Previously published on November 18, 2008
Although the 2008 struggle to take the White House felt like a never ending campaign for change from the disastrous policies espoused by the final installment of the Bush dynasty, supporters of Barack Obama took an expected, yet surprising, victory by a wide majority. The reaction to the young Illinois Senator defeating the Republican challenger John McCain was both powerful and inspiring.
With minorities and the youth celebrating the election of someone who is more likely to represent their interests, the world cheered on the first Africa American President of the United States of America. Since that fateful night, Obama has quickly moved to damper expectations and has established himself as a President for all.
As the world hungrily celebrated the election of Barack Obama, a sense of renewed optimism and patriotism filled the air. On election night, Americans were privileged to the rare sight of communities around the world hoisting the Star Spangled Banner out of hope instead of torching our most visible symbol out of anger.
While the excitement will likely diminish once the new President begins to demand greater commitment from the international community in the fight against terrorism and other global issues, this support provides the opportunity to rejuvenate America's image as the benevolent empire and inspire generations of Americans to believe in our political system once again.
Patriotism in a democracy is not necessarily praising and honoring a Country, but rather, debating the policies of our leaders and supporting the political process. In short, American patriotism revolves around the people's participation in government while it requires the people to seek out the best possible leaders and answer the needs of their communities.

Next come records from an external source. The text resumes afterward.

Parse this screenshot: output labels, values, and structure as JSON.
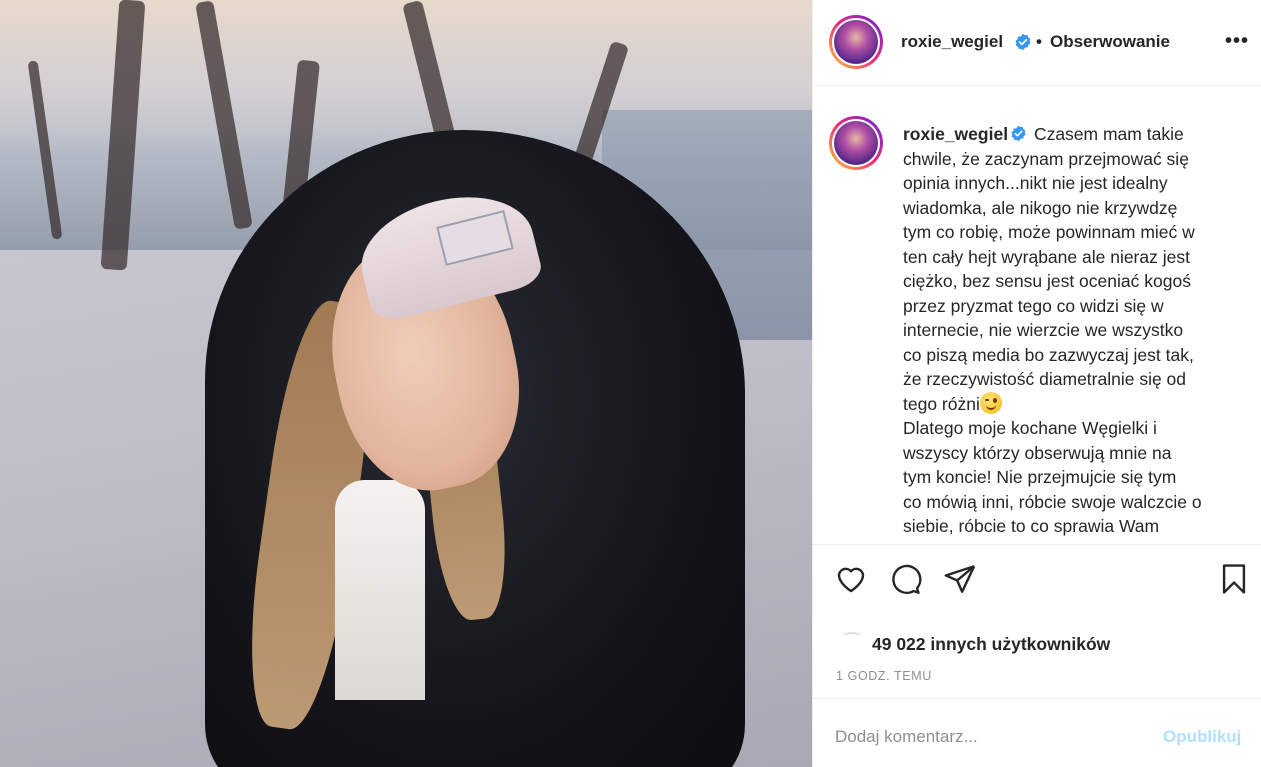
{
  "post": {
    "image_alt": "Zdjęcie posta"
  },
  "header": {
    "username": "roxie_wegiel",
    "dot": "•",
    "follow_label": "Obserwowanie",
    "more_label": "•••"
  },
  "caption": {
    "username": "roxie_wegiel",
    "lines": [
      "Czasem mam takie",
      "chwile, że zaczynam przejmować się",
      "opinia innych...nikt nie jest idealny",
      "wiadomka, ale nikogo nie krzywdzę",
      "tym co robię, może powinnam mieć w",
      "ten cały hejt wyrąbane ale nieraz jest",
      "ciężko, bez sensu jest oceniać kogoś",
      "przez pryzmat tego co widzi się w",
      "internecie, nie wierzcie we wszystko",
      "co piszą media bo zazwyczaj jest tak,",
      "że rzeczywistość diametralnie się od",
      "tego różni",
      "Dlatego moje kochane Węgielki i",
      "wszyscy którzy obserwują mnie na",
      "tym koncie! Nie przejmujcie się tym",
      "co mówią inni, róbcie swoje walczcie o",
      "siebie, róbcie to co sprawia Wam"
    ]
  },
  "actions": {
    "like_icon": "heart-icon",
    "comment_icon": "comment-icon",
    "share_icon": "paper-plane-icon",
    "save_icon": "bookmark-icon"
  },
  "likes": {
    "text": "49 022 innych użytkowników"
  },
  "time": {
    "text": "1 GODZ. TEMU"
  },
  "comment": {
    "placeholder": "Dodaj komentarz...",
    "publish_label": "Opublikuj"
  },
  "colors": {
    "verified": "#3897f0",
    "publish_disabled": "#b2dffc",
    "muted": "#8e8e8e",
    "text": "#262626"
  }
}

For too long, many Americans have felt their leaders have failed to adequately address their views and interests; thus, they have lost their ability to believe in government.

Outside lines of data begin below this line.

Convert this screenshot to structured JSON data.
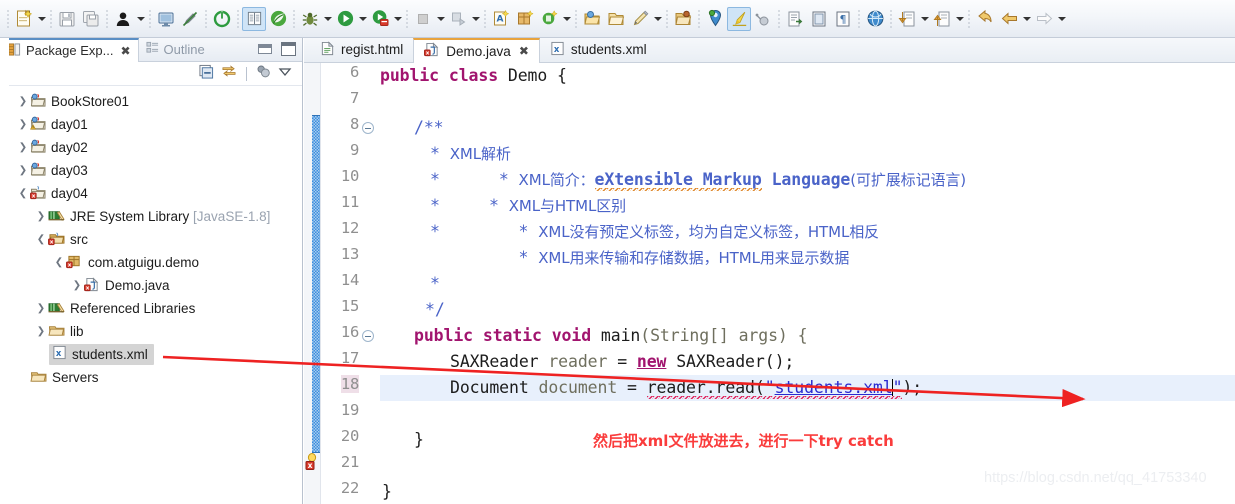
{
  "toolbar": {
    "groups": [
      {
        "items": [
          {
            "name": "new-wizard-icon",
            "glyph": "new",
            "dropdown": true
          },
          {
            "name": "separator",
            "glyph": "sep"
          },
          {
            "name": "save-icon",
            "glyph": "save",
            "dropdown": false
          },
          {
            "name": "save-all-icon",
            "glyph": "saveall",
            "dropdown": false
          },
          {
            "name": "separator",
            "glyph": "sep"
          },
          {
            "name": "print-icon",
            "glyph": "person",
            "dropdown": true
          },
          {
            "name": "separator",
            "glyph": "sep"
          },
          {
            "name": "console-icon",
            "glyph": "console",
            "dropdown": false
          },
          {
            "name": "toggle-markoccurrences-icon",
            "glyph": "pen",
            "dropdown": false
          },
          {
            "name": "separator",
            "glyph": "sep"
          },
          {
            "name": "terminate-icon",
            "glyph": "power",
            "dropdown": false
          },
          {
            "name": "separator",
            "glyph": "sep"
          },
          {
            "name": "open-type-icon",
            "glyph": "book",
            "selected": true
          },
          {
            "name": "spring-icon",
            "glyph": "leaf",
            "dropdown": false
          },
          {
            "name": "separator",
            "glyph": "sep"
          },
          {
            "name": "debug-icon",
            "glyph": "bug",
            "dropdown": true
          },
          {
            "name": "run-icon",
            "glyph": "run",
            "dropdown": true
          },
          {
            "name": "run-server-icon",
            "glyph": "runserver",
            "dropdown": true
          },
          {
            "name": "separator",
            "glyph": "sep"
          },
          {
            "name": "stop-icon",
            "glyph": "stop",
            "dropdown": true
          },
          {
            "name": "profile-icon",
            "glyph": "profile",
            "dropdown": true
          },
          {
            "name": "separator",
            "glyph": "sep"
          },
          {
            "name": "new-annotation-icon",
            "glyph": "annot",
            "dropdown": false
          },
          {
            "name": "new-package-icon",
            "glyph": "package",
            "dropdown": false
          },
          {
            "name": "new-class-icon",
            "glyph": "class",
            "dropdown": true
          },
          {
            "name": "separator",
            "glyph": "sep"
          },
          {
            "name": "new-folder-icon",
            "glyph": "folder1",
            "dropdown": false
          },
          {
            "name": "open-folder-icon",
            "glyph": "folder2",
            "dropdown": false
          },
          {
            "name": "new-file-icon",
            "glyph": "pencil",
            "dropdown": true
          },
          {
            "name": "separator",
            "glyph": "sep"
          },
          {
            "name": "project-icon",
            "glyph": "folder3",
            "dropdown": false
          },
          {
            "name": "separator",
            "glyph": "sep"
          },
          {
            "name": "search-icon",
            "glyph": "pin",
            "dropdown": false
          },
          {
            "name": "highlight-icon",
            "glyph": "brush",
            "selected": true
          },
          {
            "name": "spray-icon",
            "glyph": "spray",
            "dropdown": false
          },
          {
            "name": "separator",
            "glyph": "sep"
          },
          {
            "name": "export-icon",
            "glyph": "export",
            "dropdown": false
          },
          {
            "name": "word-wrap-icon",
            "glyph": "wrap",
            "dropdown": false
          },
          {
            "name": "show-whitespace-icon",
            "glyph": "pilcrow",
            "dropdown": false
          },
          {
            "name": "separator",
            "glyph": "sep"
          },
          {
            "name": "open-browser-icon",
            "glyph": "globe",
            "dropdown": false
          },
          {
            "name": "separator",
            "glyph": "sep"
          },
          {
            "name": "next-annotation-icon",
            "glyph": "downarrow",
            "dropdown": true
          },
          {
            "name": "previous-annotation-icon",
            "glyph": "uparrow",
            "dropdown": true
          },
          {
            "name": "separator",
            "glyph": "sep"
          },
          {
            "name": "last-edit-location-icon",
            "glyph": "backarrow2",
            "dropdown": false
          },
          {
            "name": "back-icon",
            "glyph": "back",
            "dropdown": true
          },
          {
            "name": "forward-icon",
            "glyph": "forward",
            "dropdown": true
          }
        ]
      }
    ]
  },
  "left_panel": {
    "tabs": [
      {
        "label": "Package Exp...",
        "icon": "package-explorer-icon",
        "active": true,
        "closable": true
      },
      {
        "label": "Outline",
        "icon": "outline-icon",
        "active": false,
        "closable": false
      }
    ],
    "window_buttons": [
      {
        "name": "minimize-button",
        "label": "Minimize"
      },
      {
        "name": "maximize-button",
        "label": "Maximize"
      }
    ],
    "view_toolbar": [
      {
        "name": "collapse-all-icon",
        "label": "Collapse All"
      },
      {
        "name": "link-with-editor-icon",
        "label": "Link with Editor"
      },
      {
        "name": "view-menu-filters-icon",
        "label": "Filters"
      },
      {
        "name": "view-menu-icon",
        "label": "View Menu"
      }
    ],
    "tree": [
      {
        "label": "BookStore01",
        "indent": 0,
        "twist": "collapsed",
        "icon": "java-project-icon"
      },
      {
        "label": "day01",
        "indent": 0,
        "twist": "collapsed",
        "icon": "java-project-warning-icon"
      },
      {
        "label": "day02",
        "indent": 0,
        "twist": "collapsed",
        "icon": "java-project-icon"
      },
      {
        "label": "day03",
        "indent": 0,
        "twist": "collapsed",
        "icon": "java-project-icon"
      },
      {
        "label": "day04",
        "indent": 0,
        "twist": "expanded",
        "icon": "java-project-error-icon"
      },
      {
        "label": "JRE System Library",
        "suffix": "[JavaSE-1.8]",
        "indent": 1,
        "twist": "collapsed",
        "icon": "library-icon"
      },
      {
        "label": "src",
        "indent": 1,
        "twist": "expanded",
        "icon": "source-folder-error-icon"
      },
      {
        "label": "com.atguigu.demo",
        "indent": 2,
        "twist": "expanded",
        "icon": "package-error-icon"
      },
      {
        "label": "Demo.java",
        "indent": 3,
        "twist": "collapsed",
        "icon": "java-file-error-icon"
      },
      {
        "label": "Referenced Libraries",
        "indent": 1,
        "twist": "collapsed",
        "icon": "library-icon"
      },
      {
        "label": "lib",
        "indent": 1,
        "twist": "collapsed",
        "icon": "folder-icon"
      },
      {
        "label": "students.xml",
        "indent": 1,
        "twist": "none",
        "icon": "xml-file-icon",
        "selected": true
      },
      {
        "label": "Servers",
        "indent": 0,
        "twist": "none",
        "icon": "folder-icon"
      }
    ]
  },
  "editor": {
    "tabs": [
      {
        "label": "regist.html",
        "icon": "html-file-icon",
        "active": false,
        "closable": false
      },
      {
        "label": "Demo.java",
        "icon": "java-file-error-icon",
        "active": true,
        "closable": true
      },
      {
        "label": "students.xml",
        "icon": "xml-file-icon",
        "active": false,
        "closable": false
      }
    ],
    "lines": [
      {
        "n": 6,
        "fold": false,
        "changed": false
      },
      {
        "n": 7,
        "fold": false,
        "changed": false
      },
      {
        "n": 8,
        "fold": true,
        "changed": true
      },
      {
        "n": 9,
        "fold": false,
        "changed": true
      },
      {
        "n": 10,
        "fold": false,
        "changed": true
      },
      {
        "n": 11,
        "fold": false,
        "changed": true
      },
      {
        "n": 12,
        "fold": false,
        "changed": true
      },
      {
        "n": 13,
        "fold": false,
        "changed": true
      },
      {
        "n": 14,
        "fold": false,
        "changed": true
      },
      {
        "n": 15,
        "fold": false,
        "changed": true
      },
      {
        "n": 16,
        "fold": true,
        "changed": true
      },
      {
        "n": 17,
        "fold": false,
        "changed": true
      },
      {
        "n": 18,
        "fold": false,
        "changed": true,
        "marker": "error-quickfix",
        "highlighted": true
      },
      {
        "n": 19,
        "fold": false,
        "changed": true
      },
      {
        "n": 20,
        "fold": false,
        "changed": true
      },
      {
        "n": 21,
        "fold": false,
        "changed": false
      },
      {
        "n": 22,
        "fold": false,
        "changed": false
      }
    ],
    "code": {
      "l6_public": "public",
      "l6_class": "class",
      "l6_name": "Demo {",
      "l8": "/**",
      "l9_star": "*",
      "l9_text": "XML解析",
      "l10_star": "*",
      "l10_bullet": "*",
      "l10_a": "XML简介：",
      "l10_b": "eXtensible Markup",
      "l10_c": "Language",
      "l10_d": "(可扩展标记语言)",
      "l11_star": "*",
      "l11_bullet": "*",
      "l11_text": "XML与HTML区别",
      "l12_star": "*",
      "l12_bullet": "*",
      "l12_text": "XML没有预定义标签，均为自定义标签，HTML相反",
      "l13_bullet": "*",
      "l13_text": "XML用来传输和存储数据，HTML用来显示数据",
      "l14": "*",
      "l15": "*/",
      "l16_public": "public",
      "l16_static": "static",
      "l16_void": "void",
      "l16_main": "main",
      "l16_args": "(String[] args) {",
      "l17_type": "SAXReader ",
      "l17_var": "reader",
      "l17_eq": " = ",
      "l17_new": "new",
      "l17_ctor": " SAXReader();",
      "l18_type": "Document ",
      "l18_var": "document",
      "l18_eq": " = ",
      "l18_call": "reader.read(",
      "l18_quote1": "\"",
      "l18_str": "students.xml",
      "l18_quote2": "\"",
      "l18_end": ");",
      "l20": "}",
      "l22": "}"
    }
  },
  "annotations": {
    "note_text": "然后把xml文件放进去，进行一下try catch",
    "note_color": "#fa3c3c",
    "arrow_color": "#ee2222",
    "arrow_from_label": "students.xml",
    "arrow_to_label": "read-argument"
  },
  "watermark": {
    "text": "https://blog.csdn.net/qq_41753340"
  },
  "colors": {
    "keyword": "#a1146e",
    "comment": "#4a63c8",
    "string": "#2b2bd0",
    "line_number": "#8f8f8f",
    "selection": "#e8f0fc",
    "tree_selection": "#d4d4d4",
    "accent_tab": "#e8a33d",
    "change_bar": "#3c8dde"
  }
}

Through his bipartisan formation of policy throughout and after the campaign, as well his ability to simply listen, Barack Obama has allowed people to believe their voices can be heard, so they can have faith in the democratic process once again, something pivotal to the success of young and minority Americans.
November 4th, 2008 was a night marked with an emotional outburst by a vast number of people. Despite the fact the campaign never truly revolved around the issue of race, minorities zealously celebrated the election of the first African American President, because it affirmed their social equality and dispelled the proclamation, "a black man can be anything but President."
Meanwhile, young Americans finally have a President who represents a shift in national power from the older generations to the younger generations. With the inspirational power of Martin Luther King Jr. and the political skill of John F. Kennedy, Barack Obama has the ability to uplift those marginalized by the political process and renew people's faith in America.